So where do all these bees go? Inside a beehive! A beehive essentially functions as a bustling city where everyone has their job. From forager bees collecting nectar and pollinating plants to nurse bees taking care of larvae or worker bees building hexagonal cells using wax secreted by specialized glands on their abdomens. Every single occupant contributes to the life cycle and harmony within a colony.
One might wonder that with so many buzzing inhabitants, how does one keep track? Well, be assured there’s an innate system. In each colony setup, there’s mostly one queen bee, thousands of worker bees which are females too but not sexually mature enough for reproduction, and a few hundred male drones when needed. Drones’ primary function is to mate with queens from other colonies thereby contributing to genetic diversity.
Despite their sheer size number-wise, honey bee colonies are more vulnerable than you might think! Pesticide exposure or habitat loss can lead to drastic declines in their population while diseases or parasites can wipe out an entire hive at once too! Hence, understanding honey bee colonies doesn’t just satiate scientific curiosity; it’s crucial for ensuring their survival against serious threats too!# The Distinct Roles of Queen, Worker, and Drone Honey Bees in a Colony
In the cohesive society of honey bees, is almost like an efficient yet complex factory. Every bee has an assigned role and they work together to keep the hive alive and thriving. Understanding these roles provides a fascinating insight into one of nature’s most well-organized communities.
The all-important queen bee functions primarily as the reproducer of the colony. Every colony has one reigning queen whose sole purpose is to lay thousands of eggs that will become future generations of bees within the hive. Larvae selected by worker bees are nurtured especially with lavish amounts of royal jelly so they transform into queens rather than regular workers or drones. Once matured, queen bees may choose to leave their current hive, taking a portion of the population with them to start a new one, or remain to kickstart a new generation by laying more eggs.
Worker bees essentially manage everything else – from feeding larvae, producing wax for hive construction, collecting nectar and pollen, and guarding the entrance against intruders, to ensuring cleanliness in the hive by removing waste and deceased bees.
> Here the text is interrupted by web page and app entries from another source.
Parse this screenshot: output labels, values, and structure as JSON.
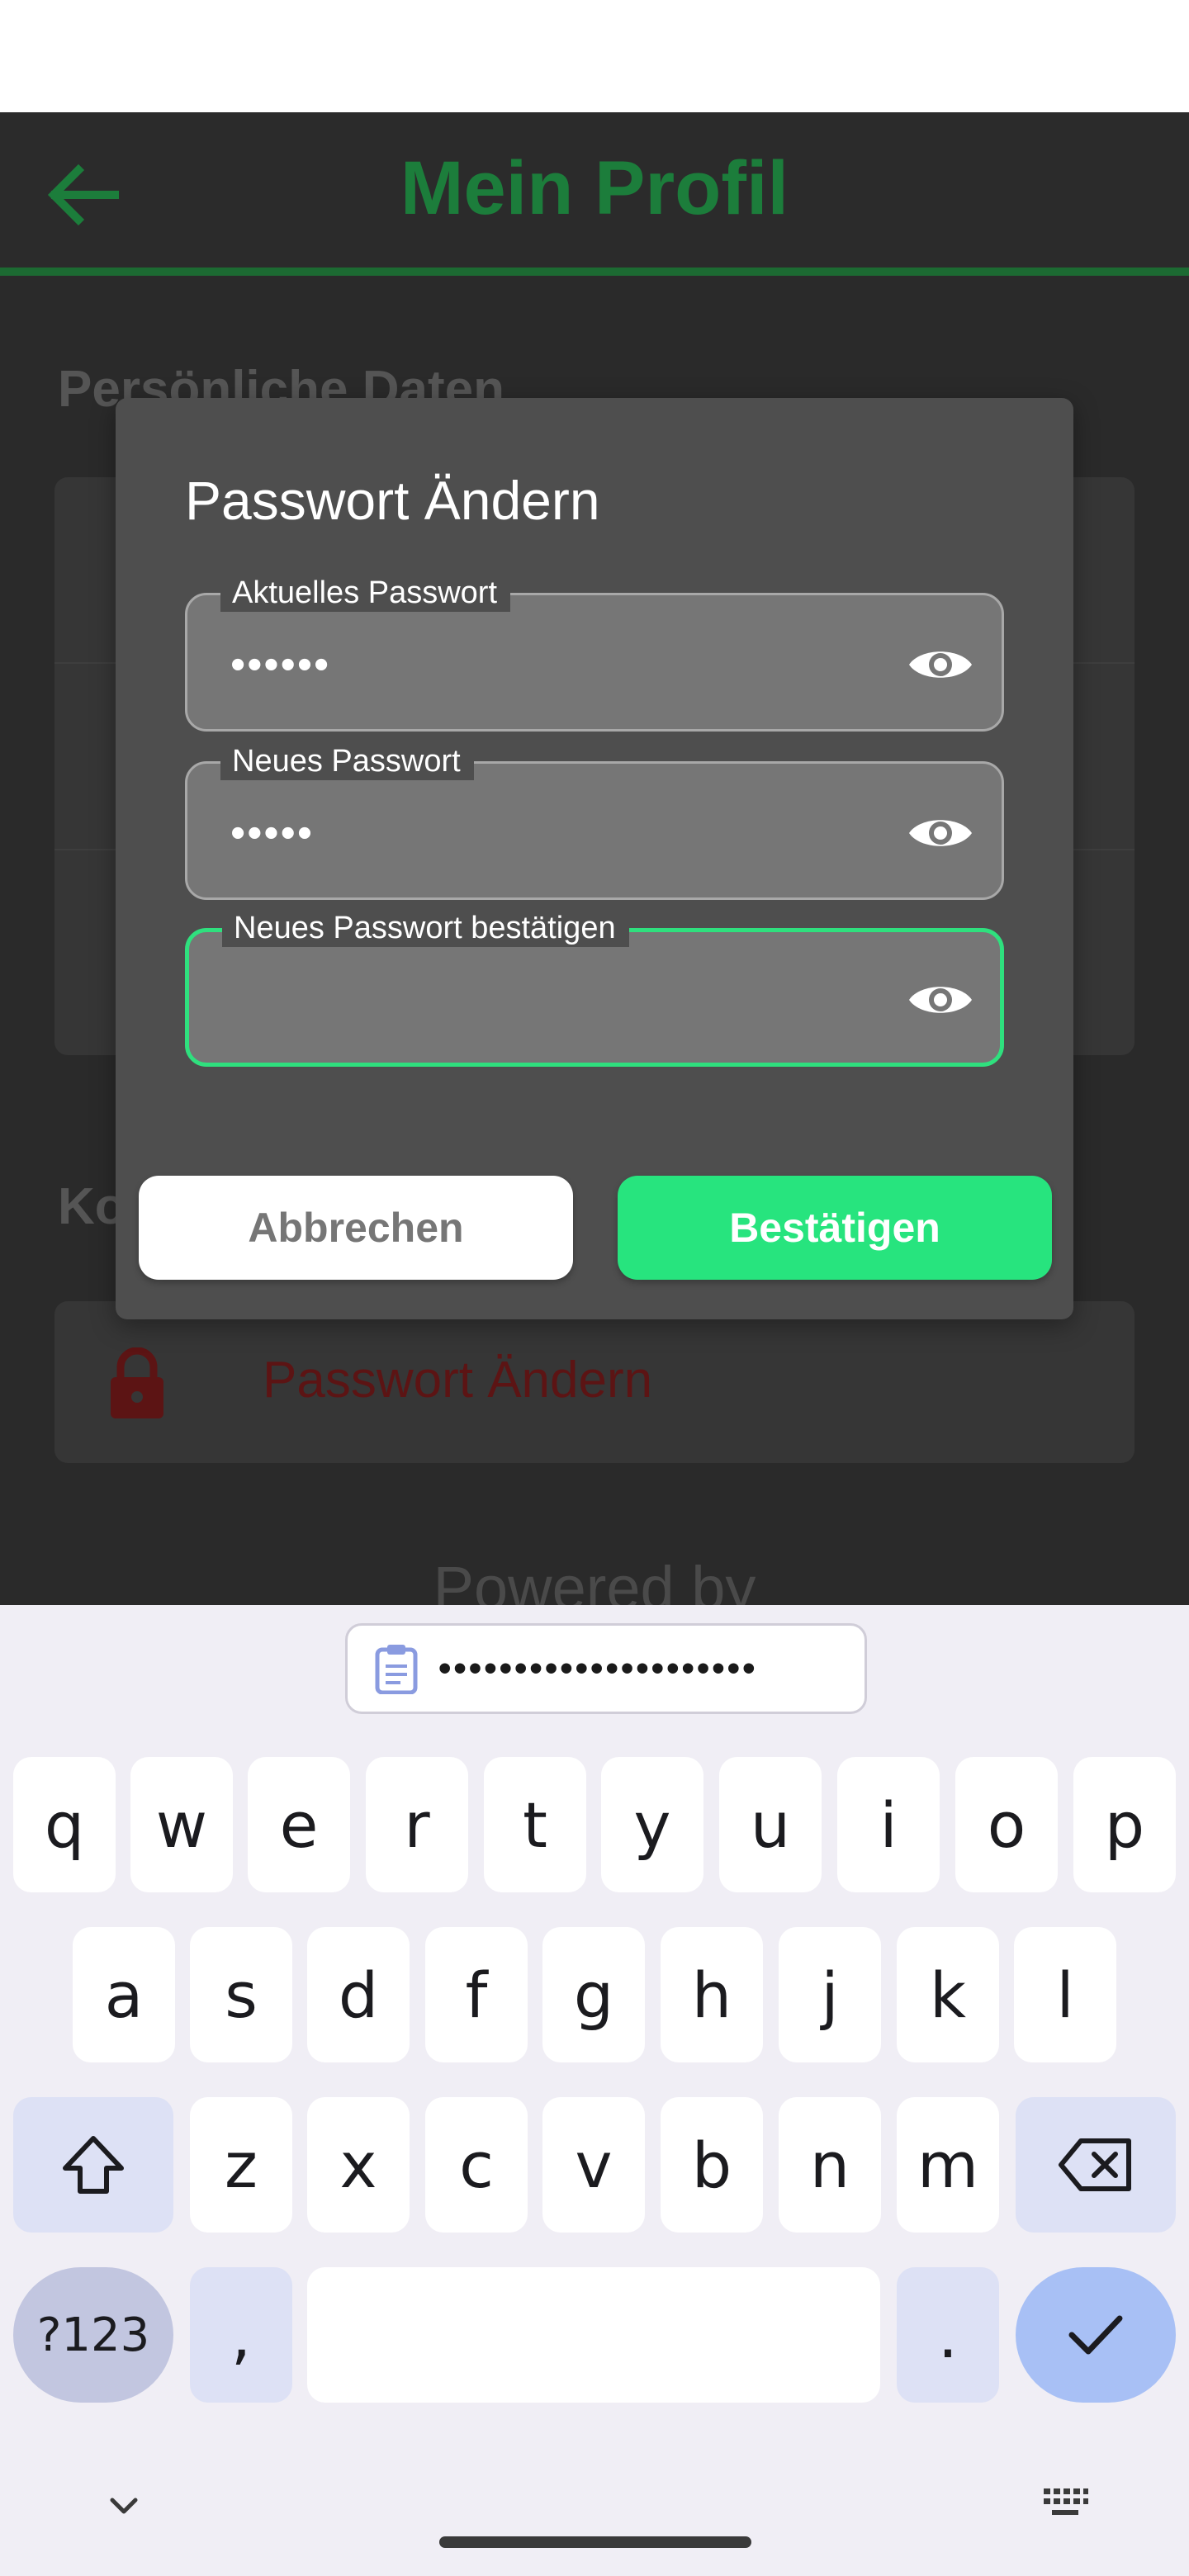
{
  "app": {
    "title": "Mein Profil",
    "section_personal": "Persönliche Daten",
    "section_account": "Ko",
    "account_row_label": "Passwort Ändern",
    "powered_by": "Powered by"
  },
  "dialog": {
    "title": "Passwort Ändern",
    "fields": [
      {
        "label": "Aktuelles Passwort",
        "value": "••••••",
        "focused": false
      },
      {
        "label": "Neues Passwort",
        "value": "•••••",
        "focused": false
      },
      {
        "label": "Neues Passwort bestätigen",
        "value": "",
        "focused": true
      }
    ],
    "cancel_label": "Abbrechen",
    "confirm_label": "Bestätigen"
  },
  "keyboard": {
    "clipboard_text": "•••••••••••••••••••••",
    "row1": [
      "q",
      "w",
      "e",
      "r",
      "t",
      "y",
      "u",
      "i",
      "o",
      "p"
    ],
    "row2": [
      "a",
      "s",
      "d",
      "f",
      "g",
      "h",
      "j",
      "k",
      "l"
    ],
    "row3": [
      "z",
      "x",
      "c",
      "v",
      "b",
      "n",
      "m"
    ],
    "symbols_label": "?123",
    "comma_label": ",",
    "period_label": "."
  },
  "colors": {
    "accent_green": "#27e47e",
    "title_green": "#1c7d3b",
    "dialog_bg": "#4e4e4e"
  },
  "icons": {
    "back": "arrow-left-icon",
    "eye": "eye-icon",
    "lock": "lock-icon",
    "clipboard": "clipboard-icon",
    "shift": "shift-icon",
    "backspace": "backspace-icon",
    "enter": "check-icon",
    "hide_keyboard": "chevron-down-icon",
    "keyboard_switch": "keyboard-icon"
  }
}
These hardworking bees are all fertile females but do not reproduce under normal circumstances. They have barbed stingers which they use defensively to protect their hive from threats but doing so also leads to their death. Workers live about six weeks during summer while those born towards autumn can survive through winter till next spring.
Then we have drones or male honey bees whose main function lies in mating with virgin queens so she can lay fertilized eggs in her lifetime within or across colonies. Drones are larger than workers but smaller than queens and do not possess stings nor can participate in tasks like collecting nectar or building hives, unlike worker bees.
In a nutshell, seamlessly performing individual roles by each member makes a honey bee colony remarkably efficient where one cannot do without the other. This incredible form of synergy assures the bee’s survival and productivity while contributing to the overall biodiversity by maintaining our planet’s plant life through pollination.
In conclusion, the mesmerizing domain of honey bee colonies embodies a world that exemplifies hard work, unity, and individual contributions toward common goals. As one delves deeper into this fascinating microcosm, one can’t help but feel an overwhelming sense of respect and awe for these industrious creatures.